> **WHAT THE EXERCISE ASKS**: Starting from the first line below, count the lines carrying the string "caused" and answer with the count by itself.

> **ENTRIES SHOWN**:
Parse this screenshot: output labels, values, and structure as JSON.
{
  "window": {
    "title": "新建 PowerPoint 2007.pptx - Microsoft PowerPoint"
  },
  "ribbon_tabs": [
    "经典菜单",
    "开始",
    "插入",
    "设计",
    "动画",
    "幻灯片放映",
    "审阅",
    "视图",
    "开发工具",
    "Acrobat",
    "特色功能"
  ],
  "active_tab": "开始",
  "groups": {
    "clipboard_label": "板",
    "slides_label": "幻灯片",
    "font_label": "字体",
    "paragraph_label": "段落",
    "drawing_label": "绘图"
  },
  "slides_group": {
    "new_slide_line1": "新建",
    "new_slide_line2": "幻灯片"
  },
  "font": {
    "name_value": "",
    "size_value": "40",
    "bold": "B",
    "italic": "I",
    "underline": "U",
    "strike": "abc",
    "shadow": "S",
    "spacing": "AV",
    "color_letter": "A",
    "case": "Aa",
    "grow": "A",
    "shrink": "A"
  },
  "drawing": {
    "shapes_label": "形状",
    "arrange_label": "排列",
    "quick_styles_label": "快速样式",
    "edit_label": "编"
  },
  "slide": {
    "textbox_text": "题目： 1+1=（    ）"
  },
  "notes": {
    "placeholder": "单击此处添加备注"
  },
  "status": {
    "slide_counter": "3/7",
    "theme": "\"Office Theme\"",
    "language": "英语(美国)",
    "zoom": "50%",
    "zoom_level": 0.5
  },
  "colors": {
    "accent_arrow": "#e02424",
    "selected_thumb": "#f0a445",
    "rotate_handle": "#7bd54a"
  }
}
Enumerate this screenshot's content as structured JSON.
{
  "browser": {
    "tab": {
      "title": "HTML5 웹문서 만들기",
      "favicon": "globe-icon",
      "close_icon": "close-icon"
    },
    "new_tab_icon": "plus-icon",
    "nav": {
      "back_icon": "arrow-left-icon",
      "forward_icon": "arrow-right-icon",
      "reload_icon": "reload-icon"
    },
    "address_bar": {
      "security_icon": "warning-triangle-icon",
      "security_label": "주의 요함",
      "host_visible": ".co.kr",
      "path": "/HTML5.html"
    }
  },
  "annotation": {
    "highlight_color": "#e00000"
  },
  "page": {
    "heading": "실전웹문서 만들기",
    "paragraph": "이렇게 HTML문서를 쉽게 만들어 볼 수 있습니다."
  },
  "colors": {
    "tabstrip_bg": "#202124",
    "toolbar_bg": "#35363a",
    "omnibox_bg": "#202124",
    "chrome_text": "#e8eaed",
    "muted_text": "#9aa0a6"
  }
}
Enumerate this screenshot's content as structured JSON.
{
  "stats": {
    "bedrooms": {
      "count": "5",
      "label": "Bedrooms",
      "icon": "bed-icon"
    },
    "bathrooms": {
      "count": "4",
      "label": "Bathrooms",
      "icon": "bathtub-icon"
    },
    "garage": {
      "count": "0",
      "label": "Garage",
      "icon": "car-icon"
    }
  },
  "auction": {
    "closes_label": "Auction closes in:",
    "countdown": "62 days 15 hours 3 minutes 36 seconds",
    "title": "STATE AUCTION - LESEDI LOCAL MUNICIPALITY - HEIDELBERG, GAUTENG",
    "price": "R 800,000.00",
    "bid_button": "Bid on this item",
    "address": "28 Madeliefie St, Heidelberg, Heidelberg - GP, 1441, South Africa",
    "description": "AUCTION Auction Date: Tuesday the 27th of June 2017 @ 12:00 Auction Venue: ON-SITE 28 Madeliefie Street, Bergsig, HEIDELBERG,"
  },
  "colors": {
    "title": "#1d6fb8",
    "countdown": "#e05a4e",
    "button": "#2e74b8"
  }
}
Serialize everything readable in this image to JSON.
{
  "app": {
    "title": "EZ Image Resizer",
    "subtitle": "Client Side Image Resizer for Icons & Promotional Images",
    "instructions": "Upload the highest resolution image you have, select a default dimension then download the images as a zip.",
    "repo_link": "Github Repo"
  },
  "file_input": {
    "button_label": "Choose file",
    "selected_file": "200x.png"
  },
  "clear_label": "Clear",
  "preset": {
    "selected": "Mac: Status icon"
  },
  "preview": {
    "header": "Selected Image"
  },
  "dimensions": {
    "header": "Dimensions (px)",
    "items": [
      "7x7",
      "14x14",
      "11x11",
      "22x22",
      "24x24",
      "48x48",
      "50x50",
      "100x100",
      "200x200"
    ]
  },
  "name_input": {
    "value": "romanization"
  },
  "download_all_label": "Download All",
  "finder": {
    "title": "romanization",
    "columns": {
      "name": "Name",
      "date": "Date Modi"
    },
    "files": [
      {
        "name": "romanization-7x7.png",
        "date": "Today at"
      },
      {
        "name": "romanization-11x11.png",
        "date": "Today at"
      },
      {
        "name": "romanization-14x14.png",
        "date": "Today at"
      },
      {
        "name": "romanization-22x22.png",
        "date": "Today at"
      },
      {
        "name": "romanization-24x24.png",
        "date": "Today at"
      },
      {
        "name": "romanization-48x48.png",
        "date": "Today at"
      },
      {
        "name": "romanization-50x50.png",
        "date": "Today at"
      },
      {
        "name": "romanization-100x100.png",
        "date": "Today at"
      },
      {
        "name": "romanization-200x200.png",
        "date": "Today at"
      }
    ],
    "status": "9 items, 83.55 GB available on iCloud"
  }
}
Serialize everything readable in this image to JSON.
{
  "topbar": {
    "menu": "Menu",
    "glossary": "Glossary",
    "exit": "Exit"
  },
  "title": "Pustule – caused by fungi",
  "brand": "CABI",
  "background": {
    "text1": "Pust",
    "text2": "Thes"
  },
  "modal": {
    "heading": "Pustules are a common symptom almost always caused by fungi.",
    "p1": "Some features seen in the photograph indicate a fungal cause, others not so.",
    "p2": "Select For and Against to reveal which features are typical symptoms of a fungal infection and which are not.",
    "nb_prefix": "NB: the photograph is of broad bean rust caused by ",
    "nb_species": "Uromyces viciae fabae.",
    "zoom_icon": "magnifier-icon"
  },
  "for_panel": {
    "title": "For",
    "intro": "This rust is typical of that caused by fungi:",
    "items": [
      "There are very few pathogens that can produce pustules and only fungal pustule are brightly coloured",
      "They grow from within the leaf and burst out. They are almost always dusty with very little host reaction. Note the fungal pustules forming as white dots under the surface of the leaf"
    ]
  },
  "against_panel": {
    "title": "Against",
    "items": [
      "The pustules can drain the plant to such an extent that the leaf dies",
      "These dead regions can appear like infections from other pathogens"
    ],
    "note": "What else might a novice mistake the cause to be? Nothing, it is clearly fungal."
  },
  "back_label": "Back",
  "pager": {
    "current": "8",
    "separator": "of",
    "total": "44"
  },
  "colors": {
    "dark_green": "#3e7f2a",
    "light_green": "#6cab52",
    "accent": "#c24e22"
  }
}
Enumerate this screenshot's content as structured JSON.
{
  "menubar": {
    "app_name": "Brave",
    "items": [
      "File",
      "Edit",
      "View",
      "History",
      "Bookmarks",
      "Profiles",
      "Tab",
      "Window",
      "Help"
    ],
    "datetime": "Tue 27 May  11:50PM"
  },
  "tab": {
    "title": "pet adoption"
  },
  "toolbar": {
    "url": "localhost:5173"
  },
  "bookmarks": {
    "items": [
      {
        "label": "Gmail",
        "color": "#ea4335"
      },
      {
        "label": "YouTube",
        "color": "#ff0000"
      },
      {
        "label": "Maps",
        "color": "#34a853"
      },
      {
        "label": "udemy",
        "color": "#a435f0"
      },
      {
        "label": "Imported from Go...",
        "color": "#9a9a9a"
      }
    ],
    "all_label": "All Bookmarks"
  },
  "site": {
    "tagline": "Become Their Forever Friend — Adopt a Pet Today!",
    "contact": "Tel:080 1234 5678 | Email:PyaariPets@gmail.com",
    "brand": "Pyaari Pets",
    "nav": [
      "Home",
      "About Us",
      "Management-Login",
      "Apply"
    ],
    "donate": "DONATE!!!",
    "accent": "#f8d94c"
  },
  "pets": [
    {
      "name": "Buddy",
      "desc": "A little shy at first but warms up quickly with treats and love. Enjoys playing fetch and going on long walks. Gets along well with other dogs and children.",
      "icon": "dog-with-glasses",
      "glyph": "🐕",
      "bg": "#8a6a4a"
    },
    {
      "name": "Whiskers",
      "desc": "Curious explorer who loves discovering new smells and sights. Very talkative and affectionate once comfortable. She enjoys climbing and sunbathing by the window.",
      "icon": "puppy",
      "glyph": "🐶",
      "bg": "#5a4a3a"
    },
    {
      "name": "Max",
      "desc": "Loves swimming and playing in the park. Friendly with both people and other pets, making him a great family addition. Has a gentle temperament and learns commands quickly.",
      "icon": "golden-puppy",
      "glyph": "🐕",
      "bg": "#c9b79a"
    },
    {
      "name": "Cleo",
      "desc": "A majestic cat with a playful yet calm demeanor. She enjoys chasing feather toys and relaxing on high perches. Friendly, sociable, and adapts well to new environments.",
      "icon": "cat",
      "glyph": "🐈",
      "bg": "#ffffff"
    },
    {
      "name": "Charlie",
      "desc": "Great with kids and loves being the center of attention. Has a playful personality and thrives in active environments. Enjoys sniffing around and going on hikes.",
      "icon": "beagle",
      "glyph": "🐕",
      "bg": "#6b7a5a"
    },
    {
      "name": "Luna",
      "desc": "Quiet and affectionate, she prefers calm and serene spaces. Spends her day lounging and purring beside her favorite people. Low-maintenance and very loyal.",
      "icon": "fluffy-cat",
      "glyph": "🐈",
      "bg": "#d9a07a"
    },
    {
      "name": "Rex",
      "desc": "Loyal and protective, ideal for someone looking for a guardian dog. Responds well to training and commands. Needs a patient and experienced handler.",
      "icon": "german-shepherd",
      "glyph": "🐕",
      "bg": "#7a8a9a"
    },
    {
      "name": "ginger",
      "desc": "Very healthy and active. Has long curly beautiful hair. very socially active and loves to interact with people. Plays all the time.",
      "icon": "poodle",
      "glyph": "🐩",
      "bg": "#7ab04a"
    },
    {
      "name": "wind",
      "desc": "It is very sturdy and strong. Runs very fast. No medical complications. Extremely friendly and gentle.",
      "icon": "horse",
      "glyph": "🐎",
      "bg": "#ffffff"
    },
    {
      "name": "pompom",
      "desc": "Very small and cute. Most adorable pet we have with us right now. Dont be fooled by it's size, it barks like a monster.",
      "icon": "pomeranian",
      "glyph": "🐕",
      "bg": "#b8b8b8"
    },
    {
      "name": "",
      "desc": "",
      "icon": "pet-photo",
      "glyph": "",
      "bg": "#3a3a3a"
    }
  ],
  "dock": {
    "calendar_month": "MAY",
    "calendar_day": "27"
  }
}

> **PROBLEM SOLUTION**: 4